_Work request:_
Copy each line below in which the string "JSON" occurs.
(Exercise data begins)
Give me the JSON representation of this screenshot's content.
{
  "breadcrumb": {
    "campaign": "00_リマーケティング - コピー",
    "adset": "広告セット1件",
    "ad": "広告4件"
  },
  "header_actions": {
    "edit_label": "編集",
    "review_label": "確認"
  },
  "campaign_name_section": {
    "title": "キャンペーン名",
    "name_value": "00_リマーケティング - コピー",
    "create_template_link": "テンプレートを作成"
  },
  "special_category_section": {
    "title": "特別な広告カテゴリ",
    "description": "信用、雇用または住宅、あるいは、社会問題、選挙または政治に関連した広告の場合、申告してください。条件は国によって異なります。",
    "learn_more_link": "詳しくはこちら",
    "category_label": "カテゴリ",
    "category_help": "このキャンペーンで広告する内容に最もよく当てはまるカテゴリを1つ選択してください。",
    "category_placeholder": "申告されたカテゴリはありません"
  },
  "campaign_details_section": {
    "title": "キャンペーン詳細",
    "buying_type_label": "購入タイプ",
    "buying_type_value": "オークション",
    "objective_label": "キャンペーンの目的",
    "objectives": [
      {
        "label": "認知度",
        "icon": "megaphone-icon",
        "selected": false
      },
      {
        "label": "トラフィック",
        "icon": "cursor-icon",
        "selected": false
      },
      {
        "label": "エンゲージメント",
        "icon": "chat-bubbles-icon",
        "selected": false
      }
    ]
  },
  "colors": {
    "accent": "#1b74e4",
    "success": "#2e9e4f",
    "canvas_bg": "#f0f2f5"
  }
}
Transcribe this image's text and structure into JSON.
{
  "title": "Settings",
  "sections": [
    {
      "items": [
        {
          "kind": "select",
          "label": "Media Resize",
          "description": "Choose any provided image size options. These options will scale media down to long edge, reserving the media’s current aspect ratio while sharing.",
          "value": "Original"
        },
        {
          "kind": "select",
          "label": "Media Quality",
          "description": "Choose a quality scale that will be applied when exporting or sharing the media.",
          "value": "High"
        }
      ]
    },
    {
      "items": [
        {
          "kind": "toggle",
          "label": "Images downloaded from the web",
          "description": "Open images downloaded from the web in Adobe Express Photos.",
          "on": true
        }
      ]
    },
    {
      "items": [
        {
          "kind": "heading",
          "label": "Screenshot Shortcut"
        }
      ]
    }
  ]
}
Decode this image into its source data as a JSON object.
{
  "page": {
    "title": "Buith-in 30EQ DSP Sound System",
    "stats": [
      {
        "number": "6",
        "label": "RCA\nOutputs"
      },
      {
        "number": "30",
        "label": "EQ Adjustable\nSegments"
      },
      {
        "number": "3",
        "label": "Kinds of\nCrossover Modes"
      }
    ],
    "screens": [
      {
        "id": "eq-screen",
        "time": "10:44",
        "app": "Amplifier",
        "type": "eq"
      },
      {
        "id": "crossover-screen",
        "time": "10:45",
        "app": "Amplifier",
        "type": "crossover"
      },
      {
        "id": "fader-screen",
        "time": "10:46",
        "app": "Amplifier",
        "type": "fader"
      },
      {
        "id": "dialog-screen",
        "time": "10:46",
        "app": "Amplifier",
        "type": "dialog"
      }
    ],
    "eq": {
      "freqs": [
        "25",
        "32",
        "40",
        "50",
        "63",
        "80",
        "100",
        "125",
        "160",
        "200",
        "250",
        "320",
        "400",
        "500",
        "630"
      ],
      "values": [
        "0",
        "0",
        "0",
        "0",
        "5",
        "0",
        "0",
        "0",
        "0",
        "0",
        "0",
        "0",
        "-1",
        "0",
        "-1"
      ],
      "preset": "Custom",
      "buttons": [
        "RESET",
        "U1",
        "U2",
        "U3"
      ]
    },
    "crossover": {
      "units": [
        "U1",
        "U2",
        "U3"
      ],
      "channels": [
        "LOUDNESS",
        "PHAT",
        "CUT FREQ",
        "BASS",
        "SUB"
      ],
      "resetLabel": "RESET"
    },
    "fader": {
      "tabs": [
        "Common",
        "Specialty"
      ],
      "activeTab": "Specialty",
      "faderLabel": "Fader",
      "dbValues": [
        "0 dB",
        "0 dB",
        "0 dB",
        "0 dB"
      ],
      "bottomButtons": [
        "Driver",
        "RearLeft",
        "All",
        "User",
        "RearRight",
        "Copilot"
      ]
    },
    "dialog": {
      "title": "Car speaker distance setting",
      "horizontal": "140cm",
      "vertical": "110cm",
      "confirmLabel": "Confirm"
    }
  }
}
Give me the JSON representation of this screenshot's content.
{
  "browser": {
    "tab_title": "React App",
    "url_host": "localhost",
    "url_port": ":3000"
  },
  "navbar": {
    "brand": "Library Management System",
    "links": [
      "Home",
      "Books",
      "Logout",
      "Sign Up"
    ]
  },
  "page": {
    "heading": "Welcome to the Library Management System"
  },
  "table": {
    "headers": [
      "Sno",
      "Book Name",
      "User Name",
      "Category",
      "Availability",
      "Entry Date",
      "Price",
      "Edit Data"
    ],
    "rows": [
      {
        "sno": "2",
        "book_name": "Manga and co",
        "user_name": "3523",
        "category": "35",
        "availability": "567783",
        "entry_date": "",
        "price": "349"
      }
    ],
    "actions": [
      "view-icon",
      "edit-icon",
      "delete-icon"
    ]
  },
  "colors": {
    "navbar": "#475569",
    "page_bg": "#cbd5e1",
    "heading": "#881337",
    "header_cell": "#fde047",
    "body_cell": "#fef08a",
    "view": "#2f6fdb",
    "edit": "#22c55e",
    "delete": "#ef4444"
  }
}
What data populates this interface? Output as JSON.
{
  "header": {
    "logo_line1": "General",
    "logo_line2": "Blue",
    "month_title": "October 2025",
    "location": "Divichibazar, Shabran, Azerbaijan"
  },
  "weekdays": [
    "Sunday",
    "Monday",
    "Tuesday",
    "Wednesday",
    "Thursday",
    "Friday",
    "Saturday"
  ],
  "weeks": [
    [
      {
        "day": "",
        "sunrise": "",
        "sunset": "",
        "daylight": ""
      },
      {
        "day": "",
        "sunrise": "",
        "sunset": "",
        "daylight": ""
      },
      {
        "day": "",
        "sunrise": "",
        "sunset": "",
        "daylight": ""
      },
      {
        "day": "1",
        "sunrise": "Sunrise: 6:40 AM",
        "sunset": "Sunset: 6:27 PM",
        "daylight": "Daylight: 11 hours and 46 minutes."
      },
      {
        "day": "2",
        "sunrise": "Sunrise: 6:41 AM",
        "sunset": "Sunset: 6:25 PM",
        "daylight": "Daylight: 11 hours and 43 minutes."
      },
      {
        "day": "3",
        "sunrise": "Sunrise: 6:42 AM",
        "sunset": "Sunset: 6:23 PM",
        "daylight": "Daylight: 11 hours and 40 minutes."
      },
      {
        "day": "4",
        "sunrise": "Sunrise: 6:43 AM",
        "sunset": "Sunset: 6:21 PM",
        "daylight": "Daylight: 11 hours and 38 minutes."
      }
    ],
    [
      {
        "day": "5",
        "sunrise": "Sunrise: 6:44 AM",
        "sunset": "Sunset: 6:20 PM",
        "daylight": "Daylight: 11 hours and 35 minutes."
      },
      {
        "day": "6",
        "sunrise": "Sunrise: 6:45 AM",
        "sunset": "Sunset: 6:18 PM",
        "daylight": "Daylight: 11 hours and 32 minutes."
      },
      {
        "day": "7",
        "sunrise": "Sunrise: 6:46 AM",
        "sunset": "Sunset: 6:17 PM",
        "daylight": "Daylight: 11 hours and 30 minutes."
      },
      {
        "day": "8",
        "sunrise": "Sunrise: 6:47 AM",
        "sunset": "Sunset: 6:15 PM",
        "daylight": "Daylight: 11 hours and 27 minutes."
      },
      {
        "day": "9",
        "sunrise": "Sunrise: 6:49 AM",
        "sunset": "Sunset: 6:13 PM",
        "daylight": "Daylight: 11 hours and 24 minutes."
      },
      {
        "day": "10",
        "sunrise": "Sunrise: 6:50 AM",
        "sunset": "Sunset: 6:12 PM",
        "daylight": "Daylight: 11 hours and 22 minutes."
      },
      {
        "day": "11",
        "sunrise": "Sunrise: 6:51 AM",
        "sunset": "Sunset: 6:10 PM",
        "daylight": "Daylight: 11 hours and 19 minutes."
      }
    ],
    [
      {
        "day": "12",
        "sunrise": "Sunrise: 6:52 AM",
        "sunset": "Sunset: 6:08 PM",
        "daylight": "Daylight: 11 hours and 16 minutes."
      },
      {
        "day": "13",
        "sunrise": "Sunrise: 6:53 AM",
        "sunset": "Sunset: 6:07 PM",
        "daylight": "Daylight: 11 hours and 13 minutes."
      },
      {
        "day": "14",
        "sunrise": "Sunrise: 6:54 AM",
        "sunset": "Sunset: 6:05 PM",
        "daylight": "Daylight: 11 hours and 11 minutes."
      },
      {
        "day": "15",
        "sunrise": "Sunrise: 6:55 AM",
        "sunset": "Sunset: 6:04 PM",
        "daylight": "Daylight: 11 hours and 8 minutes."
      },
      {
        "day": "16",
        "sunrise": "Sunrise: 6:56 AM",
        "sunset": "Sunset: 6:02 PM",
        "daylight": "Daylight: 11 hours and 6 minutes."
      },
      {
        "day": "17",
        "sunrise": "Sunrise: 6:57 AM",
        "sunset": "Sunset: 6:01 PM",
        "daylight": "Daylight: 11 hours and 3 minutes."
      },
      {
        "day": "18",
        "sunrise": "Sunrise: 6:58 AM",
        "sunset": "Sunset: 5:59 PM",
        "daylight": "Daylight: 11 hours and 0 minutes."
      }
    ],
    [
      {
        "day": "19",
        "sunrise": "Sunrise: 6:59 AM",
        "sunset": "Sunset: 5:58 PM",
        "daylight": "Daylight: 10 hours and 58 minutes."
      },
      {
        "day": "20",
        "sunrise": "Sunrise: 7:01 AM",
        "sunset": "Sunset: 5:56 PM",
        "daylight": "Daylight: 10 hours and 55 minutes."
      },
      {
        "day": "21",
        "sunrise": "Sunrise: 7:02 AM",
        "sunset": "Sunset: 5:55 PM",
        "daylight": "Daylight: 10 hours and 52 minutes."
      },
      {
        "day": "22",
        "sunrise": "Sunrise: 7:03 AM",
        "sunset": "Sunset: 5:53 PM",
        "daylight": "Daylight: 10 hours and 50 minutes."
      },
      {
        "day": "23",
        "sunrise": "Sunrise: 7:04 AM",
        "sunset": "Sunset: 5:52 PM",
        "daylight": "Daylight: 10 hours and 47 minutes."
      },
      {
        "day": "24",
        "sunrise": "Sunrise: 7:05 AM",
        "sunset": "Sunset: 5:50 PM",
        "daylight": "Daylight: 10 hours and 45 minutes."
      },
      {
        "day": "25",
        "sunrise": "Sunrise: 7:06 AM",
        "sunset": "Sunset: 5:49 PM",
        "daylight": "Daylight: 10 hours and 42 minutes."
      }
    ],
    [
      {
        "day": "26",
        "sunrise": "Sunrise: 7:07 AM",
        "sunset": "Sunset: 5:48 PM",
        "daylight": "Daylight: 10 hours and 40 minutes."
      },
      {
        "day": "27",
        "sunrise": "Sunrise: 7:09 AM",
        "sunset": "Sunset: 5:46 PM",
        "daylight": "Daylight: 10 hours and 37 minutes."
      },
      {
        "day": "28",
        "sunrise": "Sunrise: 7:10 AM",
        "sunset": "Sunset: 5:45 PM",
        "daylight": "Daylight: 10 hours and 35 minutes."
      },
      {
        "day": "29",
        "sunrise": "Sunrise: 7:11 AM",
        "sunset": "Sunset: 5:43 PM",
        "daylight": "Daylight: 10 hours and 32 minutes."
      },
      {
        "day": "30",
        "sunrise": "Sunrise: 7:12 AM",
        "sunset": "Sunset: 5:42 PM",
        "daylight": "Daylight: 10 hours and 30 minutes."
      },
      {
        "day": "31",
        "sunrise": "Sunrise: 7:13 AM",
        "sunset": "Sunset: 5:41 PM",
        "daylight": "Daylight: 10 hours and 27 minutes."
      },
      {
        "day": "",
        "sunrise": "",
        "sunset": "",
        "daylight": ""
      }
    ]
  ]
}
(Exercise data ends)
_Solution:_
Give me the JSON representation of this screenshot's content.
Transcribe this image's text and structure into JSON.
Decode this image into its source data as a JSON object.
Give me the JSON representation of this screenshot's content.
What data populates this interface? Output as JSON.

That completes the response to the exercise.